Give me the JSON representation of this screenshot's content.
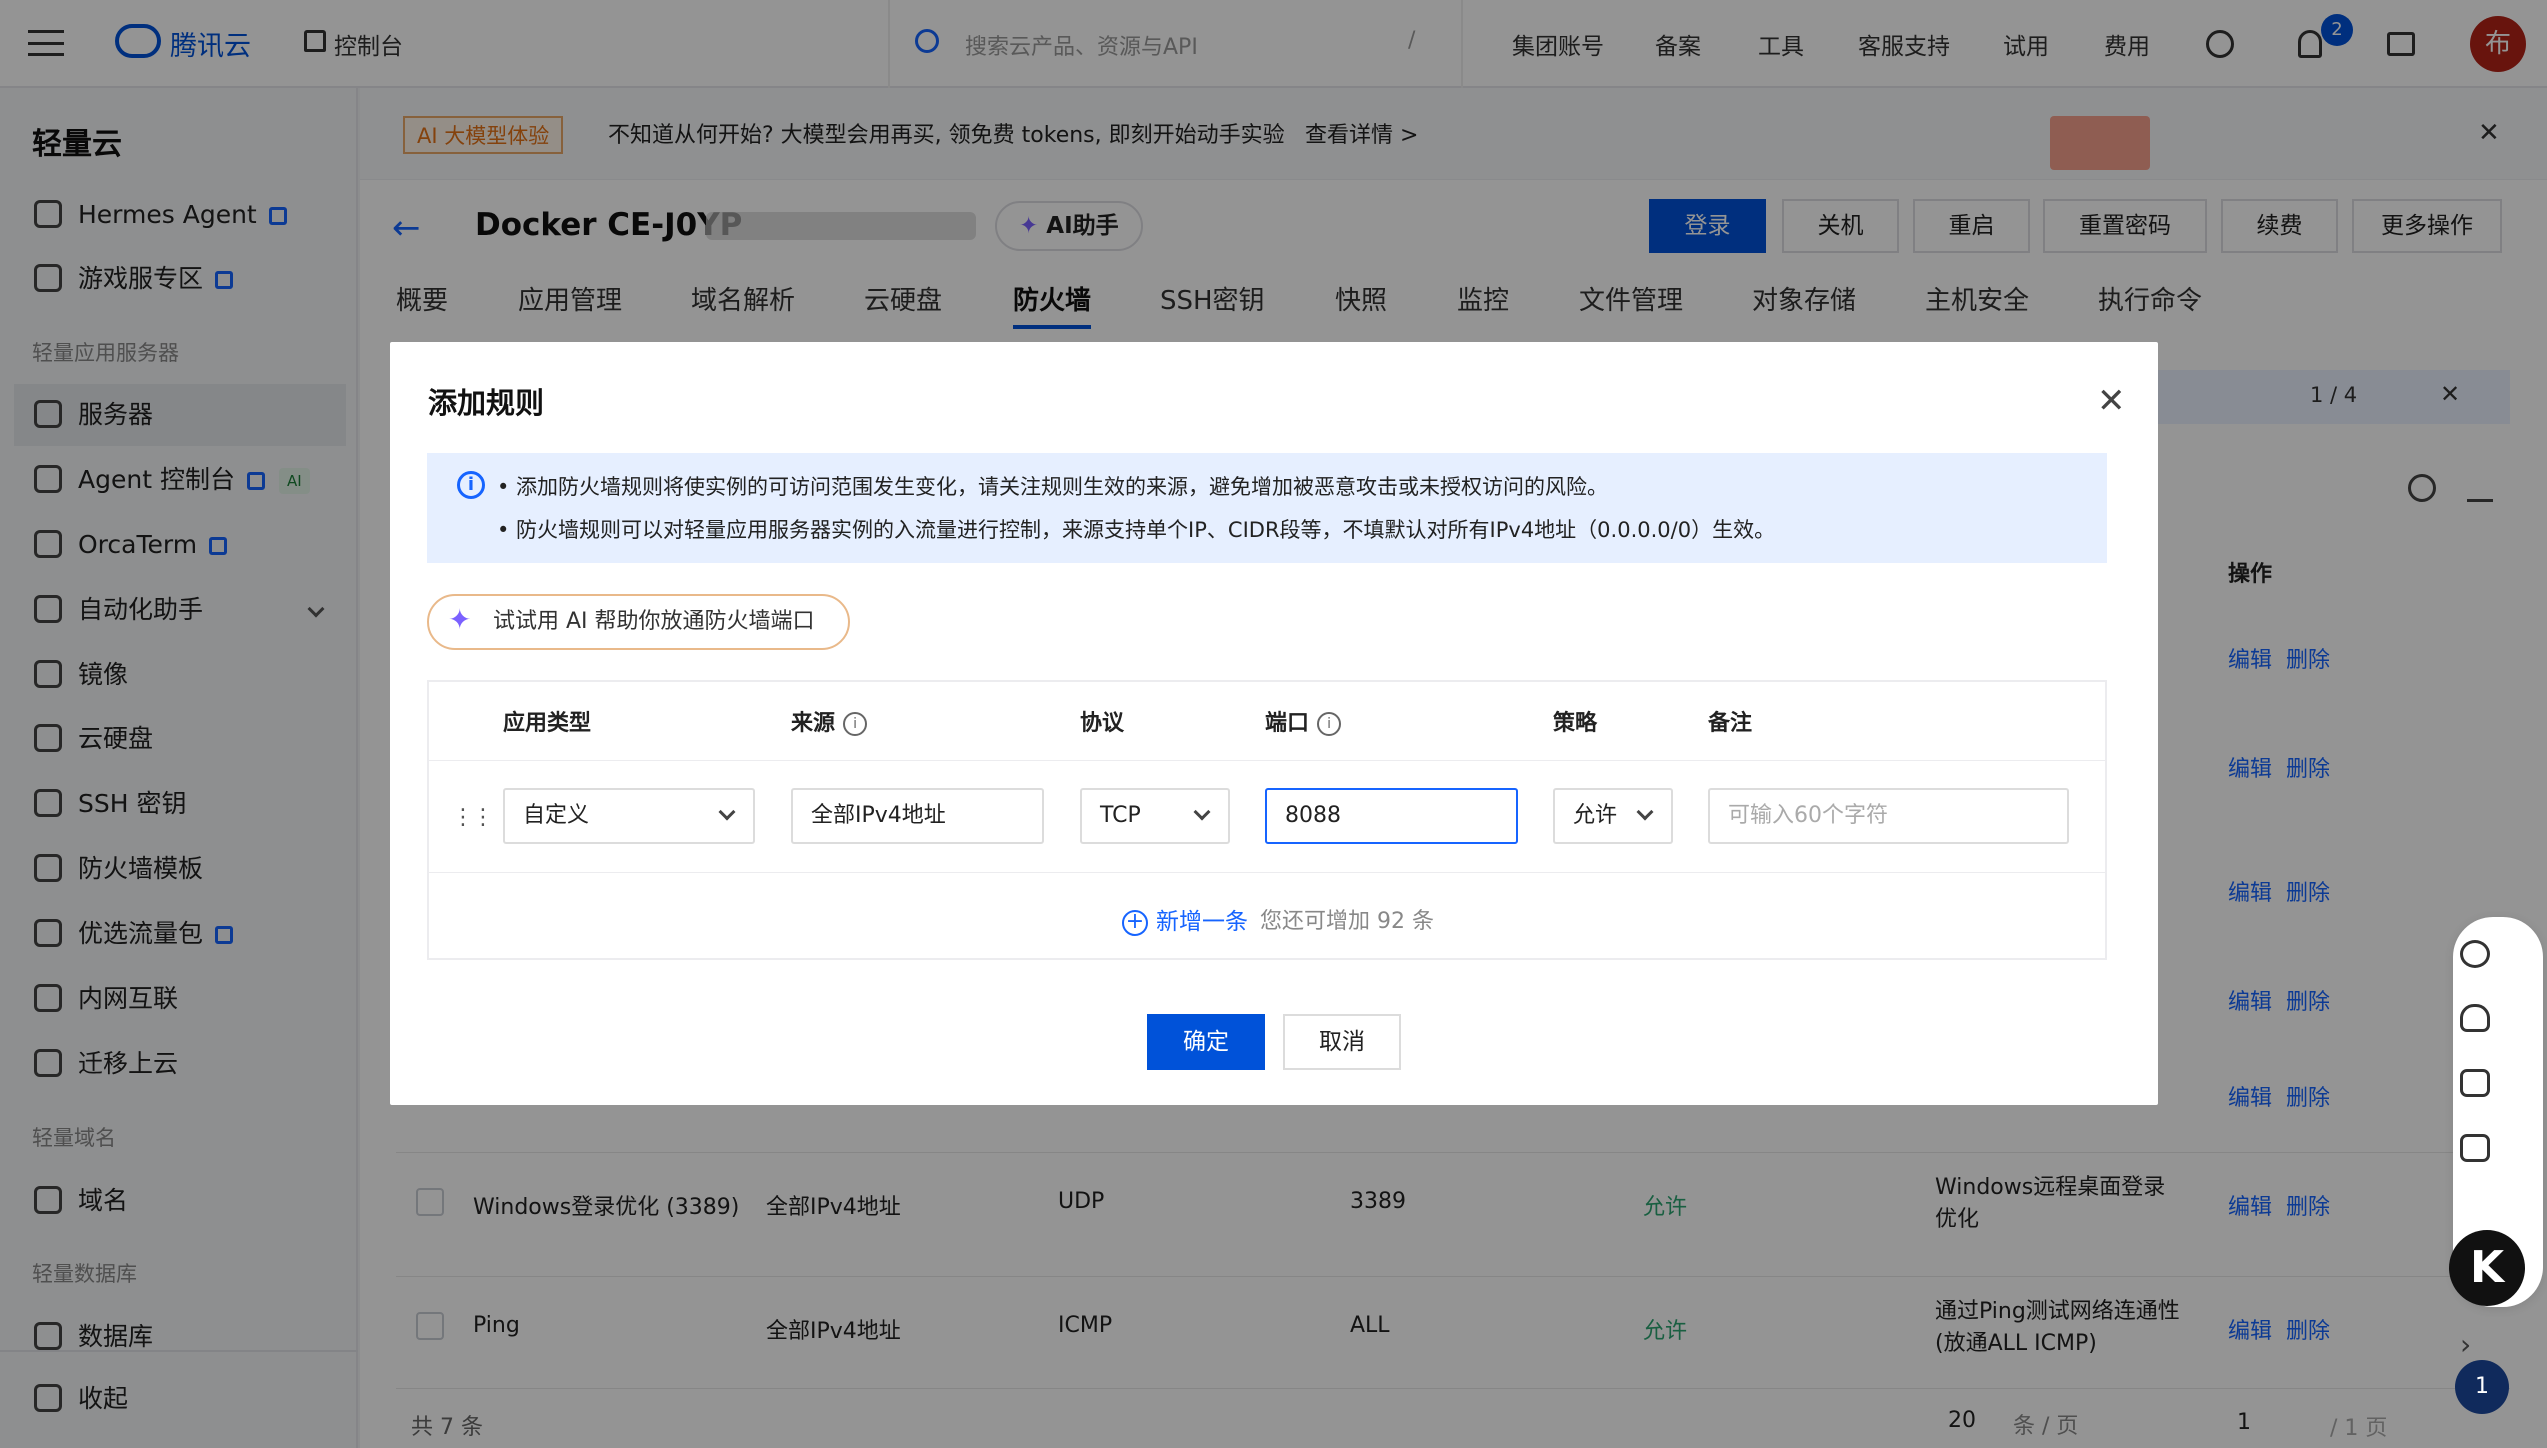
{
  "topbar": {
    "logo": "腾讯云",
    "console": "控制台",
    "search_placeholder": "搜索云产品、资源与API",
    "shortcut": "/",
    "links": [
      "集团账号",
      "备案",
      "工具",
      "客服支持",
      "试用",
      "费用"
    ],
    "notification_count": "2",
    "avatar_text": "布"
  },
  "sidebar": {
    "title": "轻量云",
    "items_top": [
      {
        "label": "Hermes Agent"
      },
      {
        "label": "游戏服专区"
      }
    ],
    "section1": "轻量应用服务器",
    "items_mid": [
      {
        "label": "服务器"
      },
      {
        "label": "Agent 控制台",
        "tag": "AI"
      },
      {
        "label": "OrcaTerm"
      },
      {
        "label": "自动化助手"
      },
      {
        "label": "镜像"
      },
      {
        "label": "云硬盘"
      },
      {
        "label": "SSH 密钥"
      },
      {
        "label": "防火墙模板"
      },
      {
        "label": "优选流量包"
      },
      {
        "label": "内网互联"
      },
      {
        "label": "迁移上云"
      }
    ],
    "section2": "轻量域名",
    "domain_item": "域名",
    "section3": "轻量数据库",
    "db_item": "数据库",
    "collapse": "收起"
  },
  "banner": {
    "tag": "AI 大模型体验",
    "text": "不知道从何开始? 大模型会用再买, 领免费 tokens, 即刻开始动手实验",
    "link": "查看详情 >",
    "close": "✕"
  },
  "header": {
    "back": "←",
    "title": "Docker CE-J0YP",
    "ai_helper": "AI助手",
    "buttons": [
      "登录",
      "关机",
      "重启",
      "重置密码",
      "续费",
      "更多操作"
    ]
  },
  "tabs": [
    "概要",
    "应用管理",
    "域名解析",
    "云硬盘",
    "防火墙",
    "SSH密钥",
    "快照",
    "监控",
    "文件管理",
    "对象存储",
    "主机安全",
    "执行命令"
  ],
  "background_table": {
    "pager": "1 / 4",
    "op_header": "操作",
    "edit": "编辑",
    "delete": "删除",
    "rows": [
      {
        "name": "Windows登录优化 (3389)",
        "source": "全部IPv4地址",
        "protocol": "UDP",
        "port": "3389",
        "policy": "允许",
        "remark": "Windows远程桌面登录优化"
      },
      {
        "name": "Ping",
        "source": "全部IPv4地址",
        "protocol": "ICMP",
        "port": "ALL",
        "policy": "允许",
        "remark": "通过Ping测试网络连通性(放通ALL ICMP)"
      }
    ],
    "total": "共 7 条",
    "page_size": "20",
    "page_unit": "条 / 页",
    "page_num": "1",
    "page_total": "/ 1 页"
  },
  "modal": {
    "title": "添加规则",
    "close": "✕",
    "info_lines": [
      "• 添加防火墙规则将使实例的可访问范围发生变化，请关注规则生效的来源，避免增加被恶意攻击或未授权访问的风险。",
      "• 防火墙规则可以对轻量应用服务器实例的入流量进行控制，来源支持单个IP、CIDR段等，不填默认对所有IPv4地址（0.0.0.0/0）生效。"
    ],
    "ai_button": "试试用 AI 帮助你放通防火墙端口",
    "columns": [
      "应用类型",
      "来源",
      "协议",
      "端口",
      "策略",
      "备注"
    ],
    "row": {
      "app_type": "自定义",
      "source": "全部IPv4地址",
      "protocol": "TCP",
      "port": "8088",
      "policy": "允许",
      "remark_placeholder": "可输入60个字符"
    },
    "add_label": "新增一条",
    "add_hint": "您还可增加 92 条",
    "ok": "确定",
    "cancel": "取消"
  },
  "float": {
    "k": "K",
    "count": "1"
  },
  "colors": {
    "primary": "#0052d9",
    "link": "#1664ff",
    "allow": "#2ba471"
  }
}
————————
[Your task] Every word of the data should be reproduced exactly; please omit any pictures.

[Answer to the exercise]
Give me the JSON representation of this screenshot's content.
{
  "topbar": {
    "logo": "腾讯云",
    "console": "控制台",
    "search_placeholder": "搜索云产品、资源与API",
    "shortcut": "/",
    "links": [
      "集团账号",
      "备案",
      "工具",
      "客服支持",
      "试用",
      "费用"
    ],
    "notification_count": "2",
    "avatar_text": "布"
  },
  "sidebar": {
    "title": "轻量云",
    "items_top": [
      {
        "label": "Hermes Agent"
      },
      {
        "label": "游戏服专区"
      }
    ],
    "section1": "轻量应用服务器",
    "items_mid": [
      {
        "label": "服务器"
      },
      {
        "label": "Agent 控制台",
        "tag": "AI"
      },
      {
        "label": "OrcaTerm"
      },
      {
        "label": "自动化助手"
      },
      {
        "label": "镜像"
      },
      {
        "label": "云硬盘"
      },
      {
        "label": "SSH 密钥"
      },
      {
        "label": "防火墙模板"
      },
      {
        "label": "优选流量包"
      },
      {
        "label": "内网互联"
      },
      {
        "label": "迁移上云"
      }
    ],
    "section2": "轻量域名",
    "domain_item": "域名",
    "section3": "轻量数据库",
    "db_item": "数据库",
    "collapse": "收起"
  },
  "banner": {
    "tag": "AI 大模型体验",
    "text": "不知道从何开始? 大模型会用再买, 领免费 tokens, 即刻开始动手实验",
    "link": "查看详情 >",
    "close": "✕"
  },
  "header": {
    "back": "←",
    "title": "Docker CE-J0YP",
    "ai_helper": "AI助手",
    "buttons": [
      "登录",
      "关机",
      "重启",
      "重置密码",
      "续费",
      "更多操作"
    ]
  },
  "tabs": [
    "概要",
    "应用管理",
    "域名解析",
    "云硬盘",
    "防火墙",
    "SSH密钥",
    "快照",
    "监控",
    "文件管理",
    "对象存储",
    "主机安全",
    "执行命令"
  ],
  "background_table": {
    "pager": "1 / 4",
    "op_header": "操作",
    "edit": "编辑",
    "delete": "删除",
    "rows": [
      {
        "name": "Windows登录优化 (3389)",
        "source": "全部IPv4地址",
        "protocol": "UDP",
        "port": "3389",
        "policy": "允许",
        "remark": "Windows远程桌面登录优化"
      },
      {
        "name": "Ping",
        "source": "全部IPv4地址",
        "protocol": "ICMP",
        "port": "ALL",
        "policy": "允许",
        "remark": "通过Ping测试网络连通性(放通ALL ICMP)"
      }
    ],
    "total": "共 7 条",
    "page_size": "20",
    "page_unit": "条 / 页",
    "page_num": "1",
    "page_total": "/ 1 页"
  },
  "modal": {
    "title": "添加规则",
    "close": "✕",
    "info_lines": [
      "• 添加防火墙规则将使实例的可访问范围发生变化，请关注规则生效的来源，避免增加被恶意攻击或未授权访问的风险。",
      "• 防火墙规则可以对轻量应用服务器实例的入流量进行控制，来源支持单个IP、CIDR段等，不填默认对所有IPv4地址（0.0.0.0/0）生效。"
    ],
    "ai_button": "试试用 AI 帮助你放通防火墙端口",
    "columns": [
      "应用类型",
      "来源",
      "协议",
      "端口",
      "策略",
      "备注"
    ],
    "row": {
      "app_type": "自定义",
      "source": "全部IPv4地址",
      "protocol": "TCP",
      "port": "8088",
      "policy": "允许",
      "remark_placeholder": "可输入60个字符"
    },
    "add_label": "新增一条",
    "add_hint": "您还可增加 92 条",
    "ok": "确定",
    "cancel": "取消"
  },
  "float": {
    "k": "K",
    "count": "1"
  },
  "colors": {
    "primary": "#0052d9",
    "link": "#1664ff",
    "allow": "#2ba471"
  }
}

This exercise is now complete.